What does missions?

No, that’s not a typo. Typically, if we were beginning an academic study on missions, we might focus on a definition, beginning with the question “what is missions?” We could (and I have in various forums and lectures) go back to study the word missions/missiō which would take us back to the word apostle/apóstolos which would bring us to the modern English sense of “one who is sent.”

Many enterprises can better be described by what they accomplish rather than what they are. To put it another way, it is better to describe something by it’s doing rather than just being. Looking at missions from this angle, let’s look at a description by Ralph D. Winter and Bruce A. Koch.

The essential missionary task is to establish a viable indigenous church planting movement that carries the potential to renew whole extended families and transform whole societies.

We could certainly list the many good effects of missions and missionaries, including some of Mandate’s foci, such as community development, medical service, justice, agriculture, fighting human trafficking, teaching English and other specifics.
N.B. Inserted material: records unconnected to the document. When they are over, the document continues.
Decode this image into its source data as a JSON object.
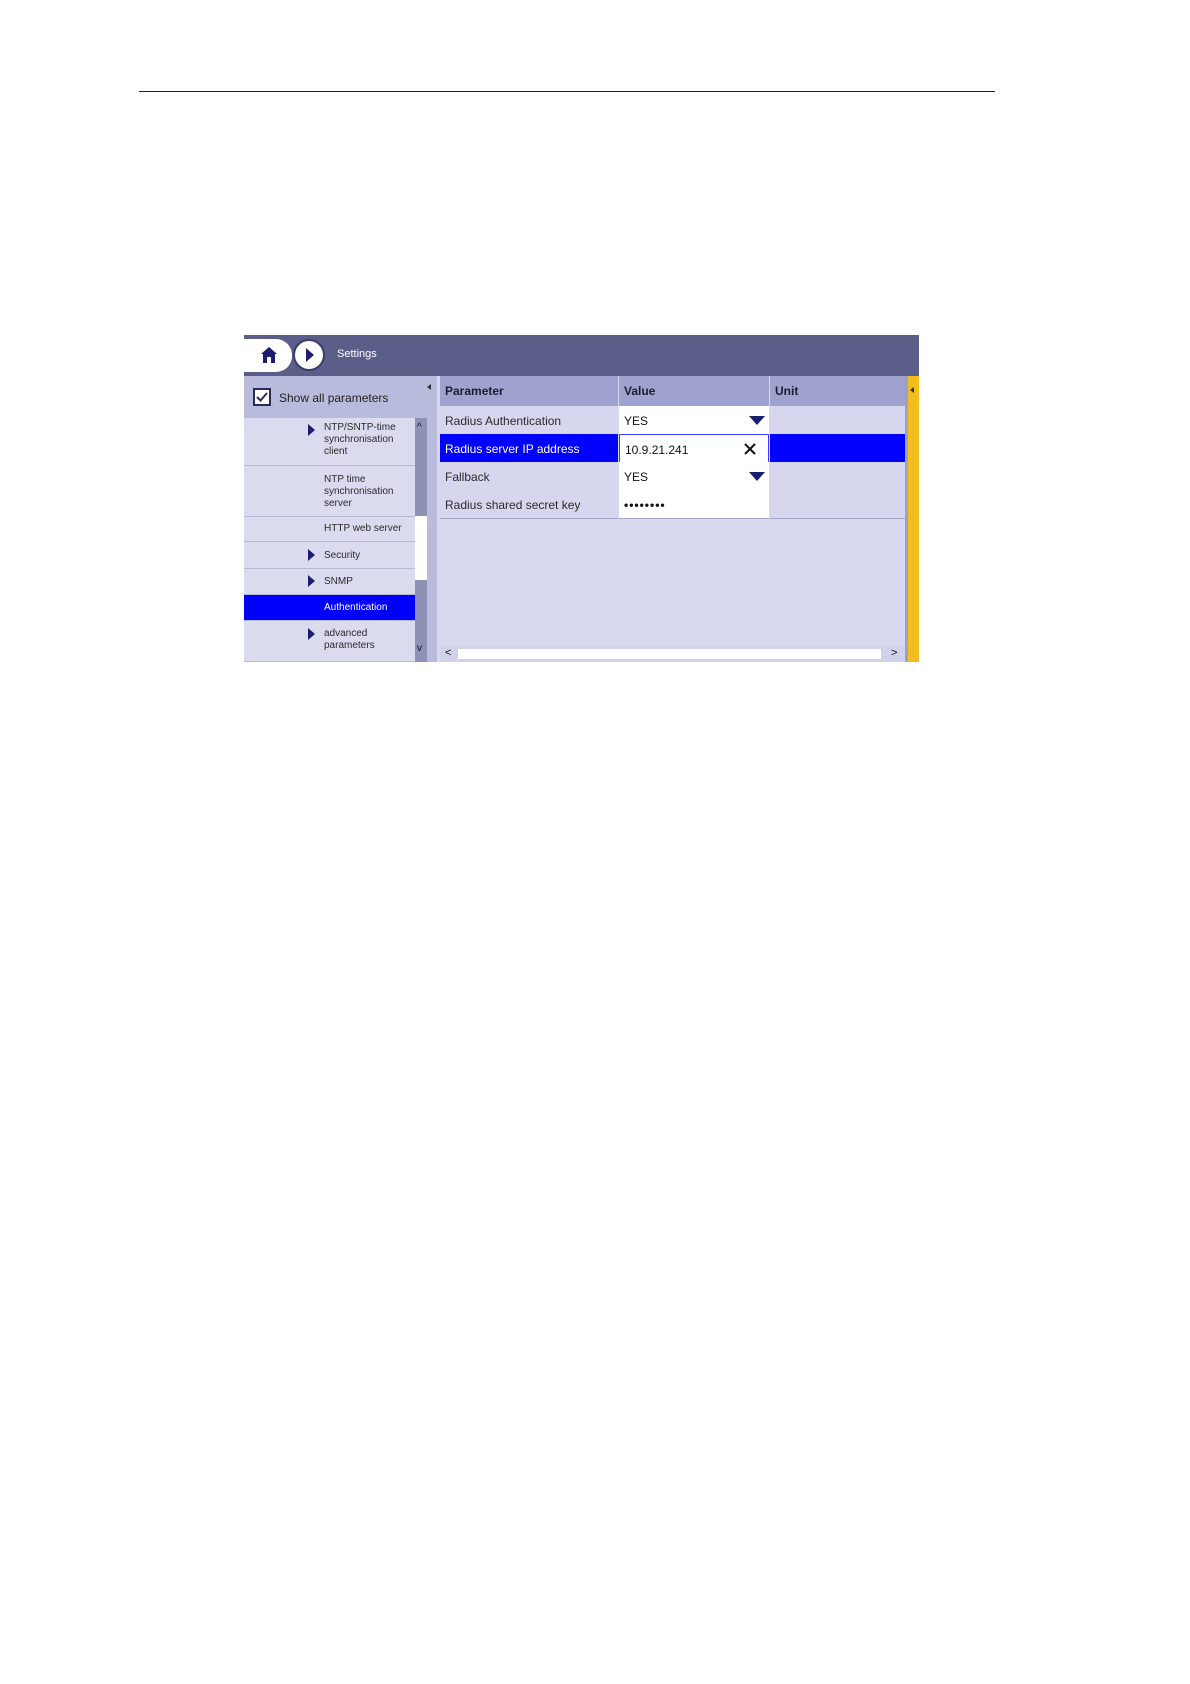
{
  "header": {
    "title": "Settings"
  },
  "left_panel": {
    "show_all_label": "Show all parameters",
    "show_all_checked": true,
    "tree_items": [
      {
        "label": "NTP/SNTP-time\nsynchronisation\nclient",
        "has_children": true
      },
      {
        "label": "NTP time\nsynchronisation\nserver",
        "has_children": false
      },
      {
        "label": "HTTP web server",
        "has_children": false
      },
      {
        "label": "Security",
        "has_children": true
      },
      {
        "label": "SNMP",
        "has_children": true
      },
      {
        "label": "Authentication",
        "has_children": false,
        "selected": true
      },
      {
        "label": "advanced\nparameters",
        "has_children": true
      }
    ]
  },
  "table": {
    "headers": {
      "parameter": "Parameter",
      "value": "Value",
      "unit": "Unit"
    },
    "rows": [
      {
        "parameter": "Radius Authentication",
        "value": "YES",
        "unit": "",
        "control": "dropdown"
      },
      {
        "parameter": "Radius server IP address",
        "value": "10.9.21.241",
        "unit": "",
        "control": "text-clear",
        "selected": true
      },
      {
        "parameter": "Fallback",
        "value": "YES",
        "unit": "",
        "control": "dropdown"
      },
      {
        "parameter": "Radius shared secret key",
        "value": "••••••••",
        "unit": "",
        "control": "password"
      }
    ]
  },
  "colors": {
    "header_bar": "#5c5e8a",
    "selection": "#0000ff",
    "accent_bar": "#f2bd1d",
    "panel_bg": "#d8d9ee"
  }
}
These are all good and necessary.

However, Winter and Koch’s statement seems to best tie missions to the original words of Jesus Christ when He said, “Go into all the world and make disciples of all nations.”

The essential missionary task is to establish a viable indigenous church planting movement that carries the potential to renew whole extended families and transform whole societies.

Let’s break it down . . .

It is essential in that there is a bottom line. When all is said and done, this is what we want to see said and done.

It is viable in that, once started, it can continue to grow on its own.

It is indigenous meaning that it is not seen as foreign within the cultural, social, or geographical framework of the new church(es).

It is a movement in that it is not a one-time event, but a continuing process.

It renews families because the word of God should most often and easily move from one new believer to others within their own family or social group.

It transforms societies because, when individuals, then family/social/geographical groups, give themselves to Christ and adopt His standards, they cannot help but influence the world around them for the good.

The essential missionary task is to establish a viable indigenous church planting movement that carries the potential to renew whole extended families and transform whole societies.